In October this year, heating prices in Lithuanian cities were considerably lower compared to the same period last year. For instance, the heating price in Vilnius decreased by 21%, i.e. from 4.96 ct/kWh to 3.92 ct/kWh compared to the same period last year. On the other hand, the heating price in Riga in October 2019 was 15% higher (4.439 ct/kWh) than in October 2018 (5.19 ct/kWh).
According to Mr. Smaliukas, on the one hand, the situation in the market is favourable. The prices of both biomass and natural gas are low and heating expenses for the population are becoming increasingly affordable.
According to the head of Baltpool, it is not surprising that the Lithuanian biomass market is viewed by most European countries as a very mature market: in Lithuania, the heat produced using biomass in the district supply accounts for as much as 70%, i.e. the same figure as in Scandinavia, while thanks to the orientation of district heating to renewable sources our country has easily fulfilled the EU 2020 requirements for 23% of renewable sources in the energy balance. Nevertheless, there is the question of whether these market conditions are sustainable or not. Will the last year’s scenario when the cheap biomass trading season was followed by an expensive one be repeated?

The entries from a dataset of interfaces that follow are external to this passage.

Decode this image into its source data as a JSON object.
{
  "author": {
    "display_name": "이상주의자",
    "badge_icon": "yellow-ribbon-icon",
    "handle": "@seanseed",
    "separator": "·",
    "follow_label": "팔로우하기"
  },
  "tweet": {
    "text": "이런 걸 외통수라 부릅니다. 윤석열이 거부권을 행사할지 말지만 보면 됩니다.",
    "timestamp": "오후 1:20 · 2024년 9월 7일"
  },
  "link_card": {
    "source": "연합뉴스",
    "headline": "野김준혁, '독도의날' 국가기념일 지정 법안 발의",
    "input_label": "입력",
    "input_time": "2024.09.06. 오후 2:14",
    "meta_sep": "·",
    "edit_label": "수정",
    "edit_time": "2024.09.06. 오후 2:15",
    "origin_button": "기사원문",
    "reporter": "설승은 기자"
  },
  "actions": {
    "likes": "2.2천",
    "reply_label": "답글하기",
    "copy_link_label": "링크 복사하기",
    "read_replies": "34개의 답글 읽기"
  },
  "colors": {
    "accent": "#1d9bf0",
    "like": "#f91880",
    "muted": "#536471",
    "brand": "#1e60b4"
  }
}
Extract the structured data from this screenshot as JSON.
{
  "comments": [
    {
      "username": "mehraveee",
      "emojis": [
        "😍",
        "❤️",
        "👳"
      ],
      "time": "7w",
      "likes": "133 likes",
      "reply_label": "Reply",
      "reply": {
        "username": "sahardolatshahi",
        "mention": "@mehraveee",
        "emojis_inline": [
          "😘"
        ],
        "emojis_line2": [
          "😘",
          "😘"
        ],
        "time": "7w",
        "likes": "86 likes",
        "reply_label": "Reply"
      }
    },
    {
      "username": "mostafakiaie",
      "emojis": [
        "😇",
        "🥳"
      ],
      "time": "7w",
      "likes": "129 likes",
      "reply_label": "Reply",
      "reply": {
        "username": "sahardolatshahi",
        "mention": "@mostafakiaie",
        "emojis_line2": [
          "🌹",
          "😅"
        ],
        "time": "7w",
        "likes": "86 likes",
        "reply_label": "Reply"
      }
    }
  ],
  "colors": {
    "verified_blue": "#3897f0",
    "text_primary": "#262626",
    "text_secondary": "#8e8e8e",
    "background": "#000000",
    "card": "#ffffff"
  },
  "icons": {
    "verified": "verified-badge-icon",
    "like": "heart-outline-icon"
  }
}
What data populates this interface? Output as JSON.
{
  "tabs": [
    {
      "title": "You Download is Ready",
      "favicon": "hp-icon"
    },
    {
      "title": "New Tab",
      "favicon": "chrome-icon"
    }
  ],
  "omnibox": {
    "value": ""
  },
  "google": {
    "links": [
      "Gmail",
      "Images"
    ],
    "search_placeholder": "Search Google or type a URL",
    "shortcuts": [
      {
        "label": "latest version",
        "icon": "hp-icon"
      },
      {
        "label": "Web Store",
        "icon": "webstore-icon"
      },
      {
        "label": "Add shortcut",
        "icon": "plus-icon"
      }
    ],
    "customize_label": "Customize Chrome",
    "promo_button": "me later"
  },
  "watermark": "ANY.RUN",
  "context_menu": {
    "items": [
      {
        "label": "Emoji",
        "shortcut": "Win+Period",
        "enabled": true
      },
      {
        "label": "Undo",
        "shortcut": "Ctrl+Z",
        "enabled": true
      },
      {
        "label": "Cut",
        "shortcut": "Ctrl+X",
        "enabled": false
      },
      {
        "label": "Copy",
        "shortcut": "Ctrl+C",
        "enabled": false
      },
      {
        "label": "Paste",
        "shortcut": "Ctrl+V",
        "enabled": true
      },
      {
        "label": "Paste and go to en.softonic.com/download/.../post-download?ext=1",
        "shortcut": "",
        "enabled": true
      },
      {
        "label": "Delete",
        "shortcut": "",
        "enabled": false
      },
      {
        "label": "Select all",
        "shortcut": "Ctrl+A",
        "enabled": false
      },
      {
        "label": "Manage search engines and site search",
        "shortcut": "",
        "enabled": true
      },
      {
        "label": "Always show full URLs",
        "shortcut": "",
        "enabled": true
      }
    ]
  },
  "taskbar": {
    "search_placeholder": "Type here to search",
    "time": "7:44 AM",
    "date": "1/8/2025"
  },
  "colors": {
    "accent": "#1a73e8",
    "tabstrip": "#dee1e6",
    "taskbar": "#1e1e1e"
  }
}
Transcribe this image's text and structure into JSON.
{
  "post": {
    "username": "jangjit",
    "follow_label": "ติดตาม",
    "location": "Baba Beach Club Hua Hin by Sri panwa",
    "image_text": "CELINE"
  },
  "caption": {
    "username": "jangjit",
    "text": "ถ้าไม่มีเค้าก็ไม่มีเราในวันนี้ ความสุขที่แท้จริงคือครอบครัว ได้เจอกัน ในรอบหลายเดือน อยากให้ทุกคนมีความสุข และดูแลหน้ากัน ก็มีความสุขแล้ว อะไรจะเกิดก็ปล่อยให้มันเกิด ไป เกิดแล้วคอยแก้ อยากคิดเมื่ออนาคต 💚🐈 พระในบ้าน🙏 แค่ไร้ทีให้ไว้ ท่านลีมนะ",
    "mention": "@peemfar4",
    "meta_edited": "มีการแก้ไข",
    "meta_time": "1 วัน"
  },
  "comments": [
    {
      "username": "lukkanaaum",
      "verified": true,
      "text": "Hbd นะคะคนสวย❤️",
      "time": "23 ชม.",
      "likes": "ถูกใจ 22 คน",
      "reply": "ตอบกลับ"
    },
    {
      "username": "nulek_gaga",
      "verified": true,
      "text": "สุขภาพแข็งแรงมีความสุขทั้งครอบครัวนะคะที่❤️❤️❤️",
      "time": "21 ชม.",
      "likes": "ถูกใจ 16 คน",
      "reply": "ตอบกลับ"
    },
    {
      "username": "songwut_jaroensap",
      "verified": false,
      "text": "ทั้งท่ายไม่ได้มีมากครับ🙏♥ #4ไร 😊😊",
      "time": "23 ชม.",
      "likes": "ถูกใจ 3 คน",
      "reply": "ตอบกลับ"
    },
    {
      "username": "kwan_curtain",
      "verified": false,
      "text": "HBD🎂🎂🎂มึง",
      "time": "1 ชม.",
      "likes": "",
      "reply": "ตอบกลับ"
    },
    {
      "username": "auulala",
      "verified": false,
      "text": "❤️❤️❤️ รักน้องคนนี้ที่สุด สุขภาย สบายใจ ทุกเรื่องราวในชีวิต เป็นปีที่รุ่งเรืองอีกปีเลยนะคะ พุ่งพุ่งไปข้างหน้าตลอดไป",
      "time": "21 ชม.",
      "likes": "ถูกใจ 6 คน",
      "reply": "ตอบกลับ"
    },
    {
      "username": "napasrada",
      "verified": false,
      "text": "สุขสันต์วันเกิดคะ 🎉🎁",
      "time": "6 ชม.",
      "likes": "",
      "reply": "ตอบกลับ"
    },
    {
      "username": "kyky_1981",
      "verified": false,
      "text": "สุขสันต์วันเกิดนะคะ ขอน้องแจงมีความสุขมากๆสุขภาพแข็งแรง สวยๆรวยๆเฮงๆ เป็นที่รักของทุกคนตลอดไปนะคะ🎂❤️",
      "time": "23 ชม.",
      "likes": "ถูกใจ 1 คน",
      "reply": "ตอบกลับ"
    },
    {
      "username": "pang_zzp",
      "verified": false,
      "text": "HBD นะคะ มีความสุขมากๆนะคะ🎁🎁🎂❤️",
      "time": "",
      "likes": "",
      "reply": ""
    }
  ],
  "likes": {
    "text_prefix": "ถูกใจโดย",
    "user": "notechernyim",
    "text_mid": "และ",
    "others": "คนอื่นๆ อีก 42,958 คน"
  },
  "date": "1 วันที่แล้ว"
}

“Biomass producers and suppliers that are active on foreign markets (Ukraine, Serbia, Croatia) notice that a lack of biomass producing companies is the main obstacle to the development of the biomass sector. If the price of biomass continues to decrease, it will be detrimental to the Lithuanian biomass producer and supplier sector: most of the companies operating in Lithuania will have to discontinue operations, and as a result we will have several monopolist biomass suppliers and a drastic price increase. We should look for ways to prevent such extremes,” said Vilma Gaubytė, Director of LITBIOMA.
According to her, over the past five years the Lithuanian biomass energy sector has reached a very high level – an effective, flexible and open sector has been created. The turnover of the sector amounts to approximately EUR 400 million and the number of people employed in the sector is approximately 7,500 (mostly in rural areas). Biomass technologies worth EUR 100 million are exported to other countries every year.